* [What you have to do]: Search term "your": please copy every line of the records below that contains it.

━━ Data for processing

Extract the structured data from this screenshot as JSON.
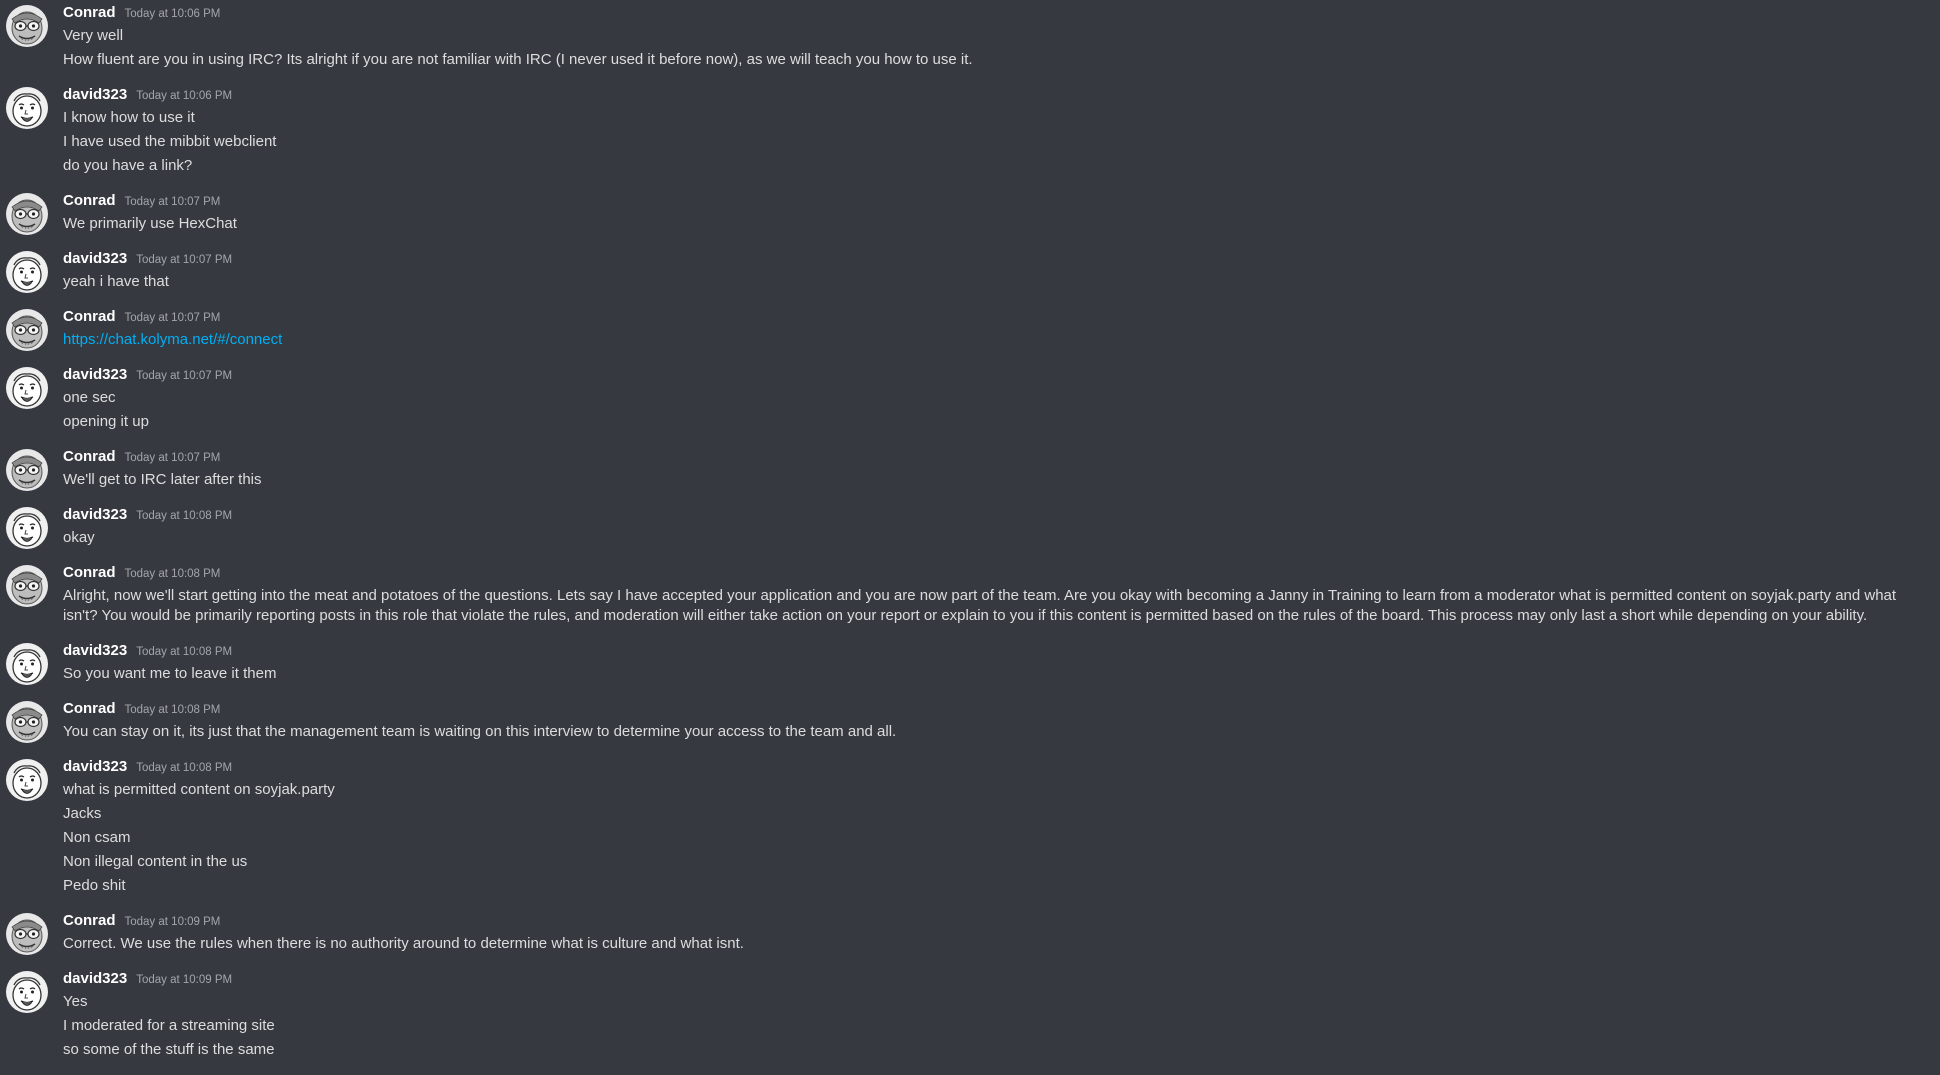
{
  "messages": [
    {
      "author": "Conrad",
      "time": "Today at 10:06 PM",
      "avatar": "conrad",
      "lines": [
        "Very well",
        "How fluent are you in using IRC? Its alright if you are not familiar with IRC (I never used it before now), as we will teach you how to use it."
      ]
    },
    {
      "author": "david323",
      "time": "Today at 10:06 PM",
      "avatar": "david",
      "lines": [
        "I know how to use it",
        "I have used the mibbit webclient",
        "do you have a link?"
      ]
    },
    {
      "author": "Conrad",
      "time": "Today at 10:07 PM",
      "avatar": "conrad",
      "lines": [
        "We primarily use HexChat"
      ]
    },
    {
      "author": "david323",
      "time": "Today at 10:07 PM",
      "avatar": "david",
      "lines": [
        "yeah i have that"
      ]
    },
    {
      "author": "Conrad",
      "time": "Today at 10:07 PM",
      "avatar": "conrad",
      "link": "https://chat.kolyma.net/#/connect"
    },
    {
      "author": "david323",
      "time": "Today at 10:07 PM",
      "avatar": "david",
      "lines": [
        "one sec",
        "opening it up"
      ]
    },
    {
      "author": "Conrad",
      "time": "Today at 10:07 PM",
      "avatar": "conrad",
      "lines": [
        "We'll get to IRC later after this"
      ]
    },
    {
      "author": "david323",
      "time": "Today at 10:08 PM",
      "avatar": "david",
      "lines": [
        "okay"
      ]
    },
    {
      "author": "Conrad",
      "time": "Today at 10:08 PM",
      "avatar": "conrad",
      "paragraph": "Alright, now we'll start getting into the meat and potatoes of the questions. Lets say I have accepted your application and you are now part of the team. Are you okay with becoming a Janny in Training to learn from a moderator what is permitted content on soyjak.party and what isn't? You would be primarily reporting posts in this role that violate the rules, and moderation will either take action on your report or explain to you if this content is permitted based on the rules of the board. This process may only last a short while depending on your ability."
    },
    {
      "author": "david323",
      "time": "Today at 10:08 PM",
      "avatar": "david",
      "lines": [
        "So you want me to leave it them"
      ]
    },
    {
      "author": "Conrad",
      "time": "Today at 10:08 PM",
      "avatar": "conrad",
      "lines": [
        "You can stay on it, its just that the management team is waiting on this interview to determine your access to the team and all."
      ]
    },
    {
      "author": "david323",
      "time": "Today at 10:08 PM",
      "avatar": "david",
      "lines": [
        "what is permitted content on soyjak.party",
        "Jacks",
        "Non csam",
        "Non illegal content in the us",
        "Pedo shit"
      ]
    },
    {
      "author": "Conrad",
      "time": "Today at 10:09 PM",
      "avatar": "conrad",
      "lines": [
        "Correct. We use the rules when there is no authority around to determine what is culture and what isnt."
      ]
    },
    {
      "author": "david323",
      "time": "Today at 10:09 PM",
      "avatar": "david",
      "lines": [
        "Yes",
        "I moderated for a streaming site",
        "so some of the stuff is the same"
      ]
    }
  ]
}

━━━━

* [Answer area]:
      "paragraph": "Alright, now we'll start getting into the meat and potatoes of the questions. Lets say I have accepted your application and you are now part of the team. Are you okay with becoming a Janny in Training to learn from a moderator what is permitted content on soyjak.party and what isn't? You would be primarily reporting posts in this role that violate the rules, and moderation will either take action on your report or explain to you if this content is permitted based on the rules of the board. This process may only last a short while depending on your ability."
        "You can stay on it, its just that the management team is waiting on this interview to determine your access to the team and all."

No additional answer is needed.